◆ Instructions to follow ◆
Among the entries below, how many lines include the string "original"? Answer with only the number.

Segment Start: Supplied data

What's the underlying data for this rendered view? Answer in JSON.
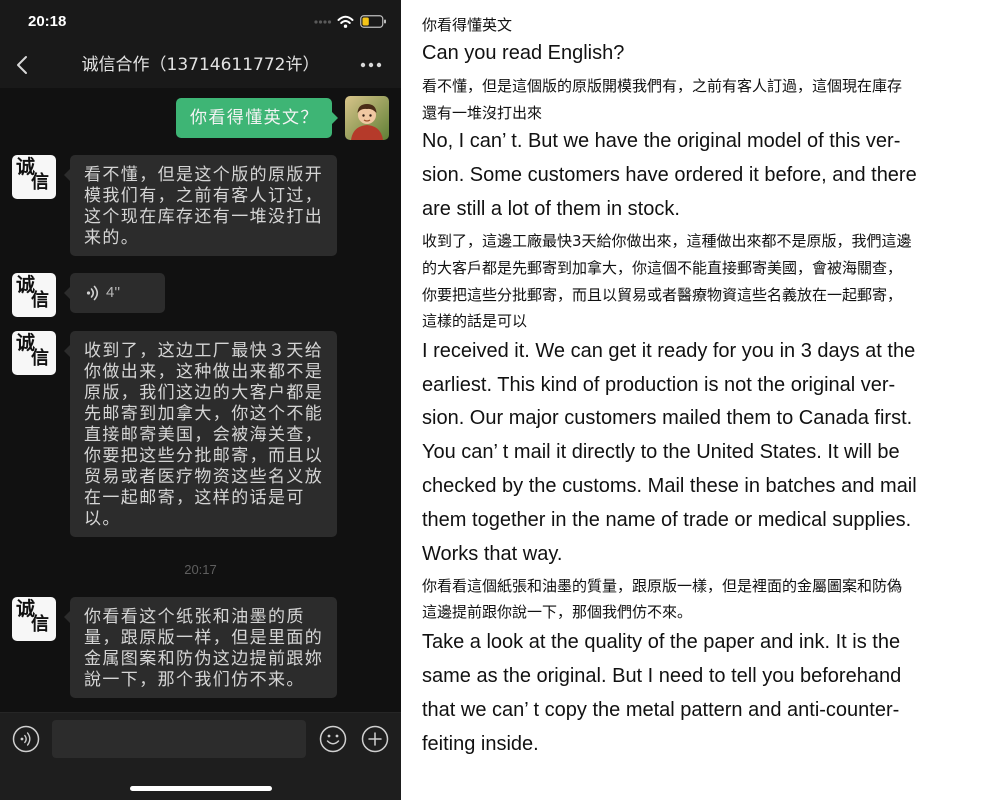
{
  "status_bar": {
    "time": "20:18",
    "icons": [
      "signal-icon",
      "wifi-icon",
      "battery-icon"
    ],
    "battery_level": 0.35
  },
  "header": {
    "back_icon": "chevron-left-icon",
    "title": "诚信合作（13714611772许）",
    "more_icon": "more-dots-icon"
  },
  "chat": {
    "contact_avatar_logo": [
      "诚",
      "信"
    ],
    "messages": [
      {
        "outgoing": true,
        "lines": [
          "你看得懂英文？"
        ]
      },
      {
        "outgoing": false,
        "lines": [
          "看不懂，但是这个版的原版开",
          "模我们有，之前有客人订过，",
          "这个现在库存还有一堆没打出",
          "来的。"
        ]
      },
      {
        "outgoing": false,
        "voice_duration": "4''",
        "icon": "voice-wave-icon"
      },
      {
        "outgoing": false,
        "lines": [
          "收到了，这边工厂最快３天给",
          "你做出来，这种做出来都不是",
          "原版，我们这边的大客户都是",
          "先邮寄到加拿大，你这个不能",
          "直接邮寄美国，会被海关查，",
          "你要把这些分批邮寄，而且以",
          "贸易或者医疗物资这些名义放",
          "在一起邮寄，这样的话是可",
          "以。"
        ]
      },
      {
        "timestamp": "20:17"
      },
      {
        "outgoing": false,
        "lines": [
          "你看看这个纸张和油墨的质",
          "量，跟原版一样，但是里面的",
          "金属图案和防伪这边提前跟妳",
          "說一下，那个我们仿不来。"
        ]
      }
    ]
  },
  "input_bar": {
    "voice_icon": "voice-mode-icon",
    "value": "",
    "emoji_icon": "emoji-icon",
    "plus_icon": "plus-icon"
  },
  "translation": {
    "pairs": [
      {
        "chinese": [
          "你看得懂英文"
        ],
        "english": [
          "Can you read English?"
        ]
      },
      {
        "chinese": [
          "看不懂，但是這個版的原版開模我們有，之前有客人訂過，這個現在庫存",
          "還有一堆沒打出來"
        ],
        "english": [
          "No, I can’ t. But we have the original model of this ver-",
          "sion. Some customers have ordered it before, and there",
          "are still a lot of them in stock."
        ]
      },
      {
        "chinese": [
          "收到了，這邊工廠最快3天給你做出來，這種做出來都不是原版，我們這邊",
          "的大客戶都是先郵寄到加拿大，你這個不能直接郵寄美國，會被海關查，",
          "你要把這些分批郵寄，而且以貿易或者醫療物資這些名義放在一起郵寄，",
          "這樣的話是可以"
        ],
        "english": [
          "I received it. We can get it ready for you in 3 days at the",
          "earliest. This kind of production is not the original ver-",
          "sion. Our major customers mailed them to Canada first.",
          "You can’ t mail it directly to the United States. It will be",
          "checked by the customs. Mail these in batches and mail",
          "them together in the name of trade or medical supplies.",
          "Works that way."
        ]
      },
      {
        "chinese": [
          "你看看這個紙張和油墨的質量，跟原版一樣，但是裡面的金屬圖案和防偽",
          "這邊提前跟你說一下，那個我們仿不來。"
        ],
        "english": [
          "Take a look at the quality of the paper and ink. It is the",
          "same as the original. But I need to tell you beforehand",
          "that we can’ t copy the metal pattern and anti-counter-",
          "feiting inside."
        ]
      }
    ]
  },
  "colors": {
    "chat_background": "#111111",
    "header_background": "#191919",
    "input_bar_background": "#1e1e1e",
    "received_bubble": "#2c2c2c",
    "sent_bubble": "#3eb575",
    "bubble_text": "#d5d5d5",
    "timestamp_text": "#5f5f5f",
    "battery_fill": "#f5c518",
    "translation_background": "#ffffff",
    "translation_text": "#111111"
  }
}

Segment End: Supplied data

◆ Exercise result ◆
3